He explains how the first step of his process is understanding his client: "I typically start by requesting as many notes and references as possible so there's a clear understanding of what the client is going for before I start working on the project. Once all of this info is compiled, I like to send out a couple of test tracks to make sure the client is loving my approach before proceeding with the entire project. Sometimes, if I feel it's necessary, I'll provide the client with some different mastering options with varying levels of compression and/or EQ. That gives them an opportunity to check out several possible flavors to choose from. I believe that this step of the process is crucial to providing great customer service and avoiding miscommunication."
LaPorta's record album experience perfectly illustrates how the trend to be loud has fed upon itself over the years. "Unfortunately, many people these days equate a quieter record with sounding inferior or lacking in quality. However, if you turn that quieter record up on your stereo, it has the potential to sound better than the louder mastered record. Every artist, producer, and label fears their record coming on next will not be as loud as the previous one, whether on the radio, iPod, etc. This fear is understandable, but for some records going louder may be doing more harm than good."
The Lodge's digital audio workstations include Sonic Solutions and Pro Tools|HD with key processors from Avalon, Z-Sys, TC Electronic, Tube-Tech, Manley, Dangerous Music and Empirical Labs. They use A-to-D converters from Lavry, Prism and Apogee, with speakers by Genelec and Duntech.
When it comes to music, adding more compression or limiting to make things louder can actually help a musician or a composer achieve a stylistic sound and sonic approach. "I think that the loudness wars have ruined a lot of records, but it has also worked for some others," says LaPorta. "It's definitely not meant for all genres. Some artists and producers aren't content with their original mixes and request for the tracks to get slammed in order to obtain the life and energy they were initially looking for during mixing. However, if the mixes aren't up to the caliber they were aiming for, it's my job to explain what a realistic outcome would be and why. Other times, the mixes are great to begin with and the label demands it to be comparable to 'so and so's' record, neglecting to keep in mind what is possibly being lost in the process. As a mastering engineer, you must be extremely careful and make tasteful decisions that will end up with the best possible results, while still maintaining the client's vision.
"Of course, we can voice our concerns regarding the mastering approach, but we are here to keep the client satisfied," he continues. "Mastering engineers get a lot of criticism about the material that reaches the consumer, but people forget how many decision makers and reference discs are involved before the approval occurs."
LaPorta and his clients manage to keep a nice blend of loudness while not being overbearing. "More often, my clients tend to request things like, 'We'd like it loud and energetic, but it doesn't have to be the loudest thing in the world,' which is great to hear.
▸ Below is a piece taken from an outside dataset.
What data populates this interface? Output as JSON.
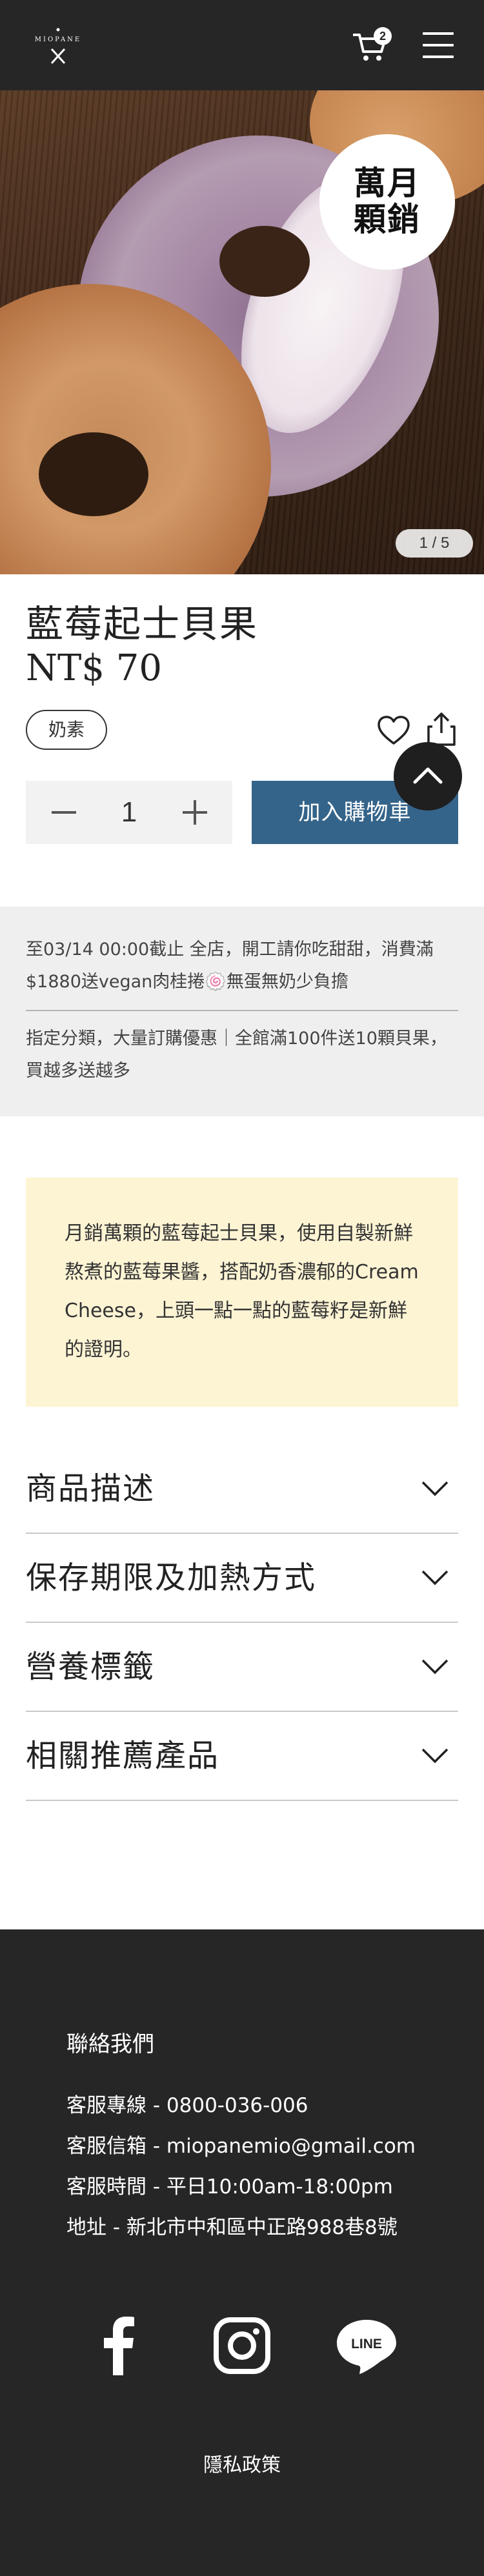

I believe that the handful of articles, forums and YouTube videos addressing loudness has been quite helpful and artists, producers and labels are much more aware of this issue now."
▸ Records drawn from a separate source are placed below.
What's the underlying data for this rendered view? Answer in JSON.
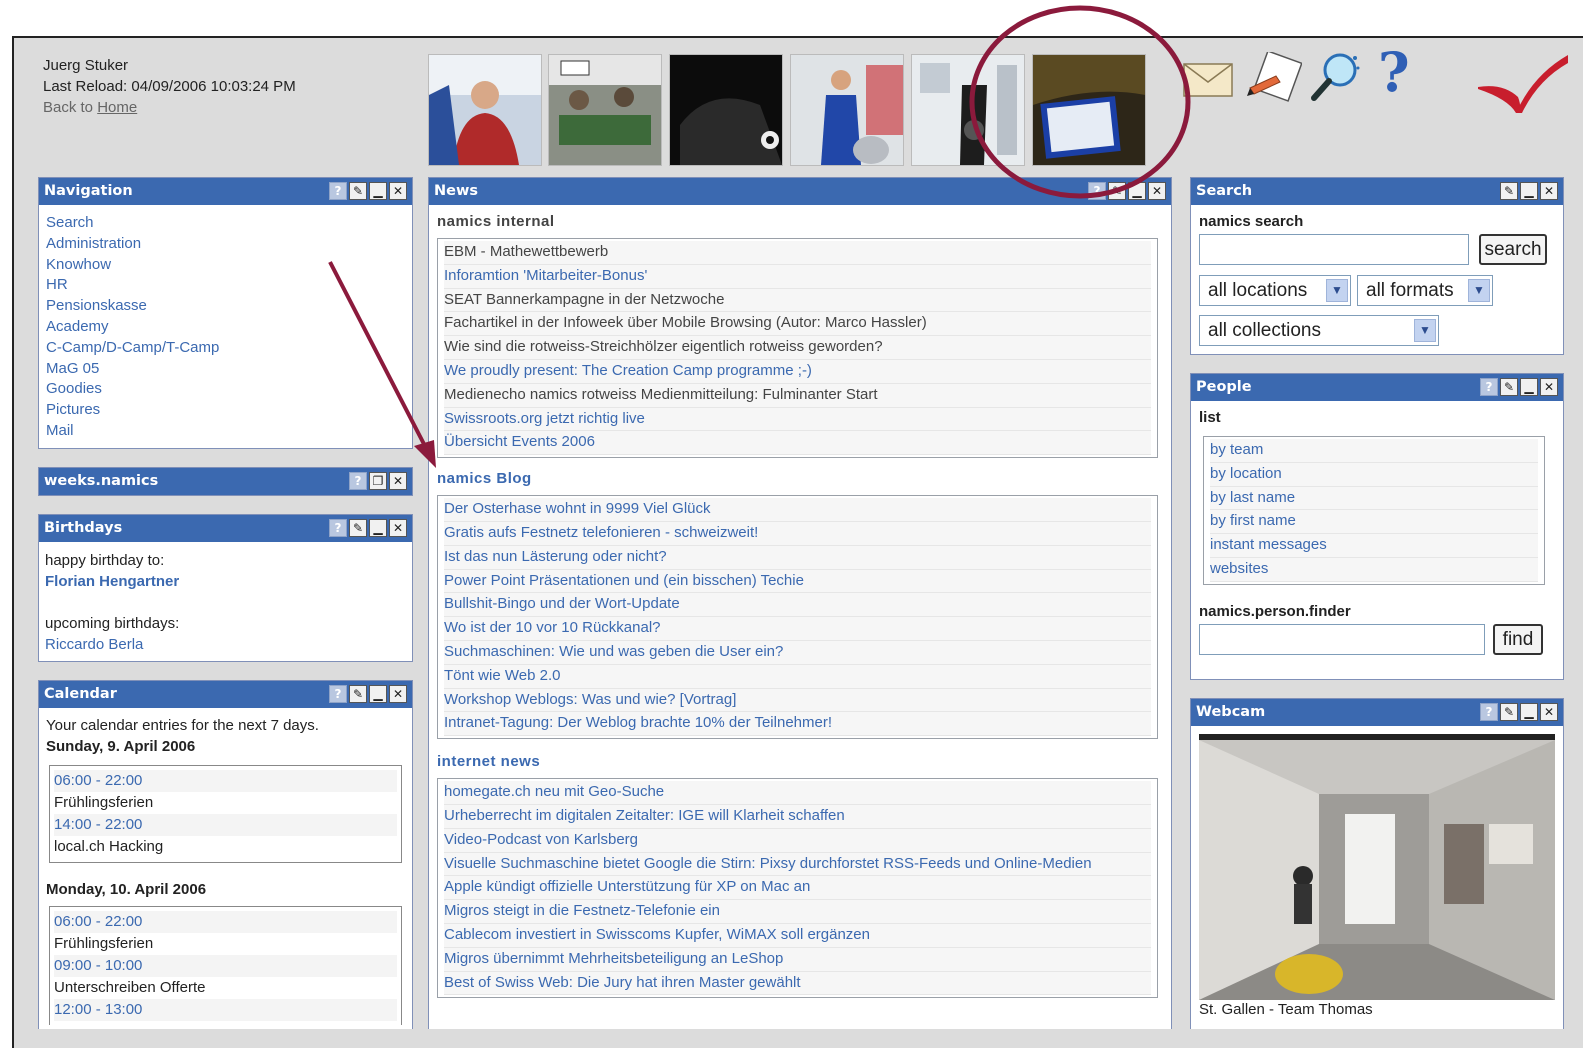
{
  "header": {
    "user_name": "Juerg Stuker",
    "last_reload": "Last Reload: 04/09/2006 10:03:24 PM",
    "back_link_pre": "Back to ",
    "back_link_word": "Home"
  },
  "navigation": {
    "title": "Navigation",
    "items": [
      "Search",
      "Administration",
      "Knowhow",
      "HR",
      "Pensionskasse",
      "Academy",
      "C-Camp/D-Camp/T-Camp",
      "MaG 05",
      "Goodies",
      "Pictures",
      "Mail"
    ]
  },
  "weeks": {
    "title": "weeks.namics"
  },
  "birthdays": {
    "title": "Birthdays",
    "happy_label": "happy birthday to:",
    "happy_name": "Florian Hengartner",
    "upcoming_label": "upcoming birthdays:",
    "upcoming_name": "Riccardo Berla"
  },
  "calendar": {
    "title": "Calendar",
    "intro": "Your calendar entries for the next 7 days.",
    "days": [
      {
        "date": "Sunday, 9. April 2006",
        "entries": [
          {
            "time": "06:00 - 22:00",
            "title": "Frühlingsferien"
          },
          {
            "time": "14:00 - 22:00",
            "title": "local.ch Hacking"
          }
        ]
      },
      {
        "date": "Monday, 10. April 2006",
        "entries": [
          {
            "time": "06:00 - 22:00",
            "title": "Frühlingsferien"
          },
          {
            "time": "09:00 - 10:00",
            "title": "Unterschreiben Offerte"
          },
          {
            "time": "12:00 - 13:00",
            "title": ""
          }
        ]
      }
    ]
  },
  "news": {
    "title": "News",
    "sections": [
      {
        "title": "namics internal",
        "items": [
          {
            "text": "EBM - Mathewettbewerb",
            "color": "gray"
          },
          {
            "text": "Inforamtion 'Mitarbeiter-Bonus'",
            "color": "blue"
          },
          {
            "text": "SEAT Bannerkampagne in der Netzwoche",
            "color": "gray"
          },
          {
            "text": "Fachartikel in der Infoweek über Mobile Browsing (Autor: Marco Hassler)",
            "color": "gray"
          },
          {
            "text": "Wie sind die rotweiss-Streichhölzer eigentlich rotweiss geworden?",
            "color": "gray"
          },
          {
            "text": "We proudly present: The Creation Camp programme ;-)",
            "color": "blue"
          },
          {
            "text": "Medienecho namics rotweiss Medienmitteilung: Fulminanter Start",
            "color": "gray"
          },
          {
            "text": "Swissroots.org jetzt richtig live",
            "color": "blue"
          },
          {
            "text": "Übersicht Events 2006",
            "color": "blue"
          }
        ]
      },
      {
        "title": "namics Blog",
        "items": [
          {
            "text": "Der Osterhase wohnt in 9999 Viel Glück",
            "color": "blue"
          },
          {
            "text": "Gratis aufs Festnetz telefonieren - schweizweit!",
            "color": "blue"
          },
          {
            "text": "Ist das nun Lästerung oder nicht?",
            "color": "blue"
          },
          {
            "text": "Power Point Präsentationen und (ein bisschen) Techie",
            "color": "blue"
          },
          {
            "text": "Bullshit-Bingo und der Wort-Update",
            "color": "blue"
          },
          {
            "text": "Wo ist der 10 vor 10 Rückkanal?",
            "color": "blue"
          },
          {
            "text": "Suchmaschinen: Wie und was geben die User ein?",
            "color": "blue"
          },
          {
            "text": "Tönt wie Web 2.0",
            "color": "blue"
          },
          {
            "text": "Workshop Weblogs: Was und wie? [Vortrag]",
            "color": "blue"
          },
          {
            "text": "Intranet-Tagung: Der Weblog brachte 10% der Teilnehmer!",
            "color": "blue"
          }
        ]
      },
      {
        "title": "internet news",
        "items": [
          {
            "text": "homegate.ch neu mit Geo-Suche",
            "color": "blue"
          },
          {
            "text": "Urheberrecht im digitalen Zeitalter: IGE will Klarheit schaffen",
            "color": "blue"
          },
          {
            "text": "Video-Podcast von Karlsberg",
            "color": "blue"
          },
          {
            "text": "Visuelle Suchmaschine bietet Google die Stirn: Pixsy durchforstet RSS-Feeds und Online-Medien",
            "color": "blue"
          },
          {
            "text": "Apple kündigt offizielle Unterstützung für XP on Mac an",
            "color": "blue"
          },
          {
            "text": "Migros steigt in die Festnetz-Telefonie ein",
            "color": "blue"
          },
          {
            "text": "Cablecom investiert in Swisscoms Kupfer, WiMAX soll ergänzen",
            "color": "blue"
          },
          {
            "text": "Migros übernimmt Mehrheitsbeteiligung an LeShop",
            "color": "blue"
          },
          {
            "text": "Best of Swiss Web: Die Jury hat ihren Master gewählt",
            "color": "blue"
          }
        ]
      }
    ]
  },
  "search": {
    "title": "Search",
    "label": "namics search",
    "input_value": "",
    "button": "search",
    "locations": "all locations",
    "formats": "all formats",
    "collections": "all collections"
  },
  "people": {
    "title": "People",
    "list_label": "list",
    "items": [
      "by team",
      "by location",
      "by last name",
      "by first name",
      "instant messages",
      "websites"
    ],
    "finder_label": "namics.person.finder",
    "finder_value": "",
    "find_button": "find"
  },
  "webcam": {
    "title": "Webcam",
    "overlay_text": "",
    "caption": "St. Gallen - Team Thomas"
  },
  "icons": [
    "mail-icon",
    "notepad-icon",
    "search-magnifier-icon",
    "help-question-icon",
    "logo-check-icon"
  ],
  "colors": {
    "title_bar": "#3b69b0",
    "link": "#3b69b0",
    "annotation": "#8b1a3c",
    "background": "#dcdcdc"
  }
}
Raising awareness of any pitfalls of this trend will most likely continue to have positive results industry wide. "Everyone needs to do their own thing and do what's appropriate for the specific project being worked on," he explains. "More attention should be put into maintaining the true characteristics of the original source, rather than being competitive and sometimes destructive to the recording. I would love to see the industry gradually dialing things back a bit, but it's going to take a while. We'd eventually have a balanced selection of records that could have an improved dynamic range and potentially sound better, but it'll just take a few years for everyone to be on that same page."